How do you repair a tall building laundry chute?
I am a chimney sweep and I was contacted by a Hotel that had a laundry chute issue. They needed me to remove laundry and discover the problem. I removed laundry from 19' down the chute to 42' down which was estimated to be 4800 lbs of material. The original backup was twice as much. I found the issue was the chute is separated at 42' below the access point.
The company is interested in repairing the separation without opening a wall. The chute is 28" across. I made a access ladder from connecting two household escape ladders and used a tie off harness system to enter the chute. The separation is 12". All seams on the unit are fitted male end down to prevent hangups. Interior walls must be free of edges that could catch laundry.

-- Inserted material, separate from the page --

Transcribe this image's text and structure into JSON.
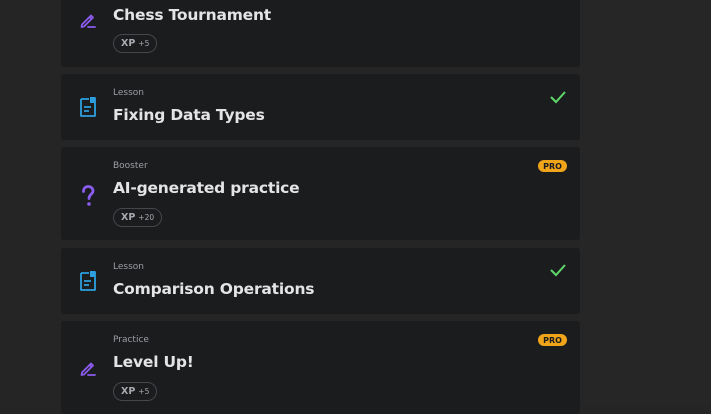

I forgot to add, the separation is 40' above the basement dump spot.
Can you put a spacer made of polyethylene sheets (laundry won’t stick to this) in the gap. Polyethylene can stand freezing temperatures without cracking.
How do these secure to the upper section? The chute is encased in concrete block and firewall inside so freezing is not an issue.
If the chute is made of any sheet metal self tapping screws can be used to fix the polythene sheets to the chute. Countersunk screws will not project.
The repair material need not be only polyethylene. Even sheets of the same material now used for the chute can be used.
We did finish the job. Sheet metal was used with pop rivets.
We pulled the metal, which was very flexible, into a cylinder and secured it with tape from the inside. This was because once lowered we wouldn’t be able to reach around or through to cut tape that wrapped around the cylinder. We pulled the ladder up and threaded it through the cylinder and lowered it a few steps. Then my buddy climbed through the cylinder to be under it as both he and the cylinder were lowered. He had to flex the ladder to reach around and push the metal into the gap. The edge is not aligned because being inside the bottom and outside the top forced a cone shape.
Santa Claus outclassed.